Component data from apps and pages:
= Beginning of Section =

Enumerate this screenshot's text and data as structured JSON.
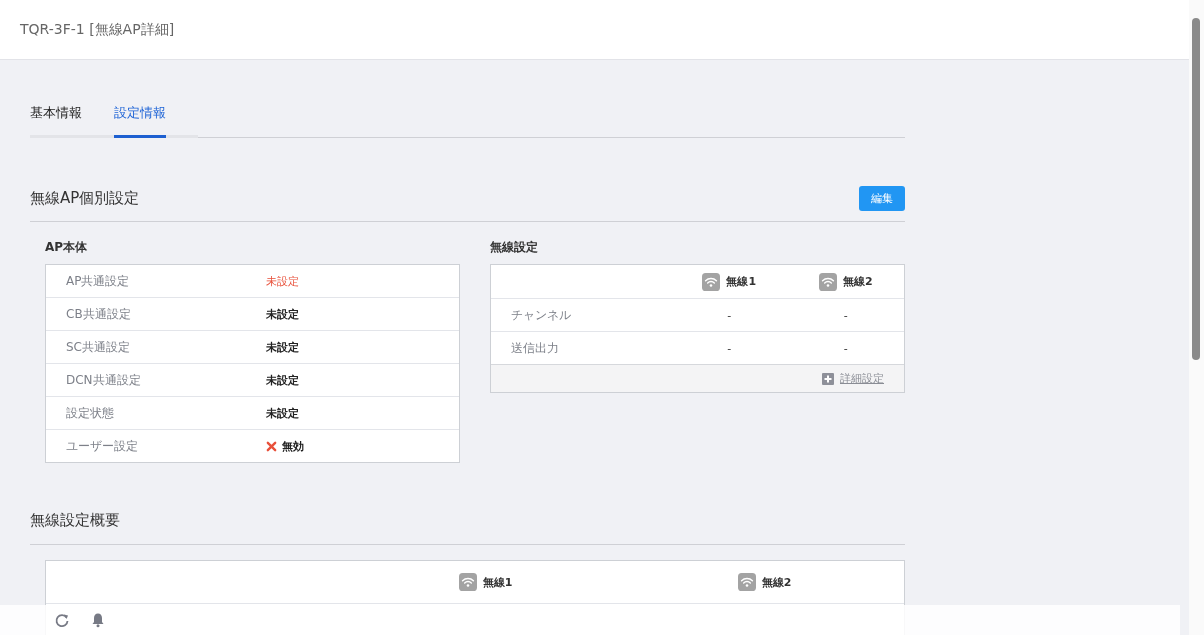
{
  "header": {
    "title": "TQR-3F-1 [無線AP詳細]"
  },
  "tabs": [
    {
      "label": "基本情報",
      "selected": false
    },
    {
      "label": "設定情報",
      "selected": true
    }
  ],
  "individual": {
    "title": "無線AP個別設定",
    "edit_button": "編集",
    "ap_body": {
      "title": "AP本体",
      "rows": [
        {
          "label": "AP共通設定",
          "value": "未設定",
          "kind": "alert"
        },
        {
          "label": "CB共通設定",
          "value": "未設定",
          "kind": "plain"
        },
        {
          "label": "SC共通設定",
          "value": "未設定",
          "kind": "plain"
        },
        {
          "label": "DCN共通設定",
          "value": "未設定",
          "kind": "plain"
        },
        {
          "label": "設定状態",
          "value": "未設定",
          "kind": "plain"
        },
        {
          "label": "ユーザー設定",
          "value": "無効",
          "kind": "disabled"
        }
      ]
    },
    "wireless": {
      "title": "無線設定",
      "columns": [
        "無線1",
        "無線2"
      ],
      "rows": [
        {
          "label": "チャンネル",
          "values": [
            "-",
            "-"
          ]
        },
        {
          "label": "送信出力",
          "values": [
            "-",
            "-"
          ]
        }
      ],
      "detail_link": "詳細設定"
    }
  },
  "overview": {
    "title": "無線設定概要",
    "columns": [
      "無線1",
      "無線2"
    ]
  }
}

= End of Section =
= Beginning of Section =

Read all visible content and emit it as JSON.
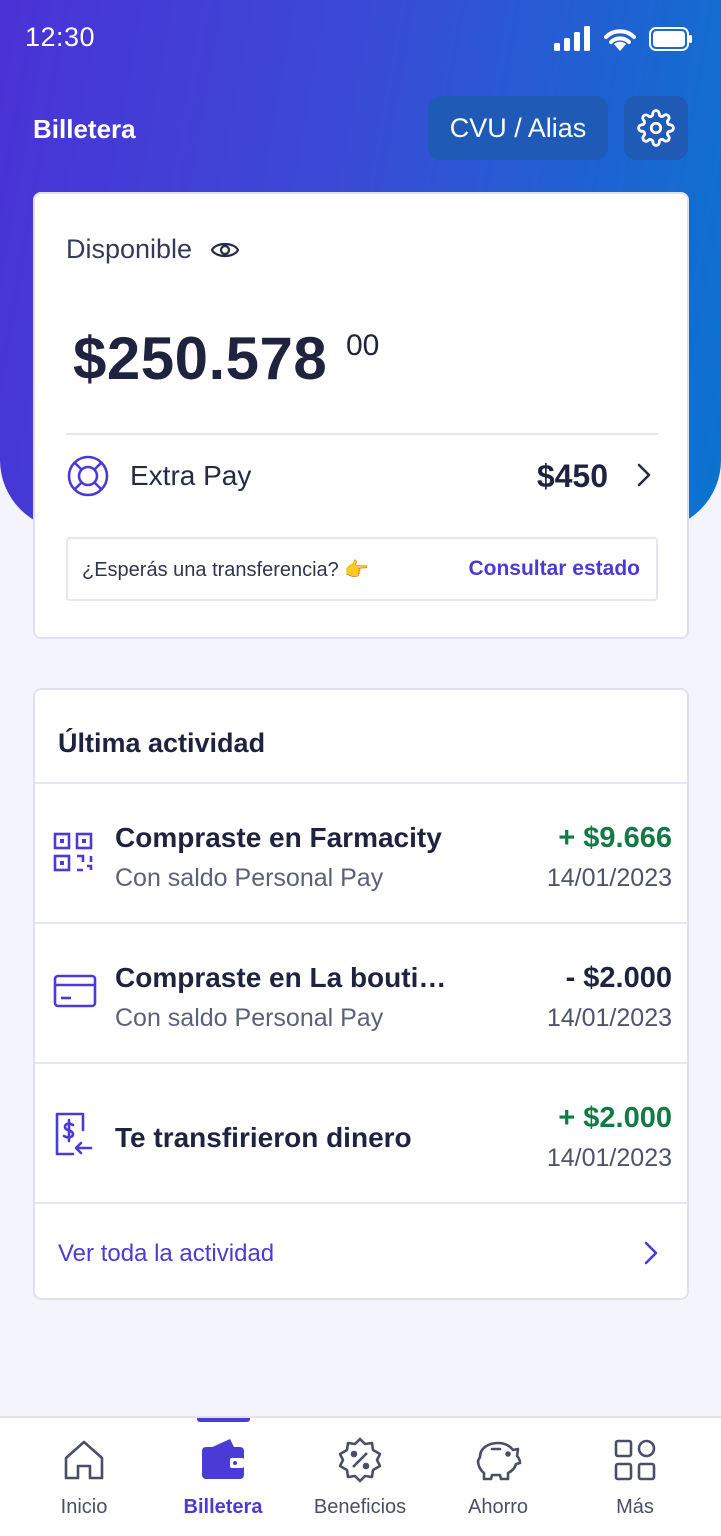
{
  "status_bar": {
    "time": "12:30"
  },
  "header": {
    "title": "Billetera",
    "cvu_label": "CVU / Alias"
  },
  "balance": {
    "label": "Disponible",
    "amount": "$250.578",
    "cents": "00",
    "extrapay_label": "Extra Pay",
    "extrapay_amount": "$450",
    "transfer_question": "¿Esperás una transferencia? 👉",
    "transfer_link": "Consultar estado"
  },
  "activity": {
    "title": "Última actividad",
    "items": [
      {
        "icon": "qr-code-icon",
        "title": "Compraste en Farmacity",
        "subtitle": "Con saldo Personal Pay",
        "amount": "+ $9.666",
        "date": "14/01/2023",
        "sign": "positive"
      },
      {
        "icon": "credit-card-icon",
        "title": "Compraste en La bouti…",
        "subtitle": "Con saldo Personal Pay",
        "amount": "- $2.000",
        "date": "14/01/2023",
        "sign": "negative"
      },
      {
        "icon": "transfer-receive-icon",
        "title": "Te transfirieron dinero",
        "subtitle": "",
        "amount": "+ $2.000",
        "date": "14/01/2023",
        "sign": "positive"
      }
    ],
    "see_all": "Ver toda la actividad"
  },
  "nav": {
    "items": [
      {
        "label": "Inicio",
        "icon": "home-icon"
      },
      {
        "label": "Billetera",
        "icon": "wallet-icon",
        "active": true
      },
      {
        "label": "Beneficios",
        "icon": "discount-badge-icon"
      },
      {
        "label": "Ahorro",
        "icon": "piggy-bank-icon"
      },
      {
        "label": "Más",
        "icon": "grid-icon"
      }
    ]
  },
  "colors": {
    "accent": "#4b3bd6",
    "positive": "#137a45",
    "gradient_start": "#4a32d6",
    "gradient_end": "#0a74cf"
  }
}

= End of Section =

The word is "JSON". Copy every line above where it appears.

*Solution:*
Enumerate this screenshot's text and data as structured JSON.
Read all visible content and emit it as JSON.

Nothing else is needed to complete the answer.